- Three New York-based contractor groups plus the New York State Conference of Mayors and Municipal Officials have asked Transportation Secretary Pete Buttigieg to use the DOT's regulatory authority to do away with the state's Scaffold Law for contractors performing work on the $11.6 billion Hudson River Tunnel construction project. The three contractor groups are the Minority & Women Contractors & Developers Association, the Associated General Contractors of New York State and the General Contractors Association of New York.
- Last week, the groups sent a letter claiming that the regulation, which assigns "absolute liability" to property owners and contractors for any gravity-related injury, will add between $180 million and $300 million to the project's costs. The groups said that the big payouts from Scaffold Law-related lawsuits have pushed the cost of liability insurance up, driven insurers out of the market and even added $200 million to the cost of the new Mario Cuomo Bridge.

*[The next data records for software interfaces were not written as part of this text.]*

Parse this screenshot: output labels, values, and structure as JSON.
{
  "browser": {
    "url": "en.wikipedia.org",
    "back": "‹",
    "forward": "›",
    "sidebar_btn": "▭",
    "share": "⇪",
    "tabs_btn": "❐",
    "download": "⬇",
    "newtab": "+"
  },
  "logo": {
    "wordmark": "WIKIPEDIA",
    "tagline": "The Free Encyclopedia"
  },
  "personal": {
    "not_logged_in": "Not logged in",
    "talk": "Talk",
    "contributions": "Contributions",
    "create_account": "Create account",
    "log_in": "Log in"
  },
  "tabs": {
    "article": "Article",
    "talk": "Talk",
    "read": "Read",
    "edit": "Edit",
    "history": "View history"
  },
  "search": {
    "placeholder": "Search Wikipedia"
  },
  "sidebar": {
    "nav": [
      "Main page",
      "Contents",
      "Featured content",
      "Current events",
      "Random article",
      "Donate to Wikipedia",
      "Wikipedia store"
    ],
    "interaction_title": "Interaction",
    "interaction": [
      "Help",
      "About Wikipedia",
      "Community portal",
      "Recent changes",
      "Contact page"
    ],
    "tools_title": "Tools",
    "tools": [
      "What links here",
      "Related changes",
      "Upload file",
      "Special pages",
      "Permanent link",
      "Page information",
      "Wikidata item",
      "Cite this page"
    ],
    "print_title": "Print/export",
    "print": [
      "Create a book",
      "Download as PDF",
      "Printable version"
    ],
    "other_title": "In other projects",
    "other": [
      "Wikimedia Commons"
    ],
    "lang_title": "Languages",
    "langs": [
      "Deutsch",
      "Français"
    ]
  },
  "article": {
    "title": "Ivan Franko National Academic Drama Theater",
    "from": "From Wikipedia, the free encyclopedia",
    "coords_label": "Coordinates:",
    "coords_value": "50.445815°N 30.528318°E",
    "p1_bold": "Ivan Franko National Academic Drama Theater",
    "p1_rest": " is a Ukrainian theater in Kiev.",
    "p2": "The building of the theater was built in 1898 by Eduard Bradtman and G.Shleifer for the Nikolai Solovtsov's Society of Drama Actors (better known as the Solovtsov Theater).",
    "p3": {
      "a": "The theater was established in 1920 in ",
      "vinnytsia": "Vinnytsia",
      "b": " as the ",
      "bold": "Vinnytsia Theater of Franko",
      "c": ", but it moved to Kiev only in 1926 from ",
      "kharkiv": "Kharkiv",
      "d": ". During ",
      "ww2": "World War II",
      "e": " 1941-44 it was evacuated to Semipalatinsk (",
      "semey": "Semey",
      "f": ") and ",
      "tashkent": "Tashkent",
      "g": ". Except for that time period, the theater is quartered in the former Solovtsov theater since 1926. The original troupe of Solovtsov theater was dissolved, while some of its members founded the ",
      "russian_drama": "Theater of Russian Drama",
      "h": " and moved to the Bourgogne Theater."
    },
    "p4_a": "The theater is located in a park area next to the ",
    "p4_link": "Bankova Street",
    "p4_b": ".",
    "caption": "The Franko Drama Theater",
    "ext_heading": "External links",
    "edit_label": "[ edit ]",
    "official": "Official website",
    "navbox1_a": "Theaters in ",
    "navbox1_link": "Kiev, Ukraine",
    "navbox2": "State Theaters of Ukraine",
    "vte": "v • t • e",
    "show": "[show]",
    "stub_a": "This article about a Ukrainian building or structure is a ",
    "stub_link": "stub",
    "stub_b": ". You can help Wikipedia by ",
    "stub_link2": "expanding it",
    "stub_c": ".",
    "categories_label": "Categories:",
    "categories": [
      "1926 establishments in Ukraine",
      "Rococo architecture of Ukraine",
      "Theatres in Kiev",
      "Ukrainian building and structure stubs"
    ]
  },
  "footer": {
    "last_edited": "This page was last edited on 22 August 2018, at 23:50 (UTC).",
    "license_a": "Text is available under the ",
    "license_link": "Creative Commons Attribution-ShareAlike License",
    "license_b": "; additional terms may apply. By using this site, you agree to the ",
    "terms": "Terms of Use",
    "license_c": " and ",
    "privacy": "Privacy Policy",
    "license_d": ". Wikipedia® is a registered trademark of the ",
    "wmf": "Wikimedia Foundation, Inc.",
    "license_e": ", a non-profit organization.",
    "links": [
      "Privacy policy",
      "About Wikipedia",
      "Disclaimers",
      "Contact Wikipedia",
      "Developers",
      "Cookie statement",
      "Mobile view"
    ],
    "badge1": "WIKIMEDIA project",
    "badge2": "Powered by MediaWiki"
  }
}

- They said that the law should be replaced with a comparative negligence standard, which other states use to determine liability in the case of an injury. The DOT, they said, should mandate the comparative negligence standard for any project receiving federal grants.
A 75-member group calling itself the Scaffold Law Reform Coalition, which includes the Associated Builders and Contractors, the New York State Builders Association and the Hoisting and Scaffolding Trade Association, made a similar appeal last year to New York Gov. Andrew Cuomo and echoed the same concerns, such as the cost of liability insurance and the extra cost to taxpayers.
A 2017 Common Good report estimated that the Scaffold Law added $785 million to New York public projects.
One of the biggest beefs that critics have about the law is that contractors and developers are financially responsible for falls even if an accident is caused by the injured employee's actions.
The Scaffold Law is not without its supporters though. The New York Committee for Occupational Safety and Health maintains that the regulation protects workers who perform the most dangerous jobs in construction. Falls, according to OSHA, are the leading cause of construction deaths.
The committee also says that contractors only have liability for fall injuries if they do not provide the proper safety equipment or violate safety and health regulations. In addition, NYCOSH suggested that insurance companies allow an evaluation of their records so that it can be determined if the Scaffold Law is really behind rising policy prices.
Last month, Buttigieg told lawmakers that the tunnel replacement and repair project between New York and New Jersey will be a priority for President Joe Biden's administration. The existing tunnel was damaged by saltwater intrusion during Superstorm Sandy in 2012.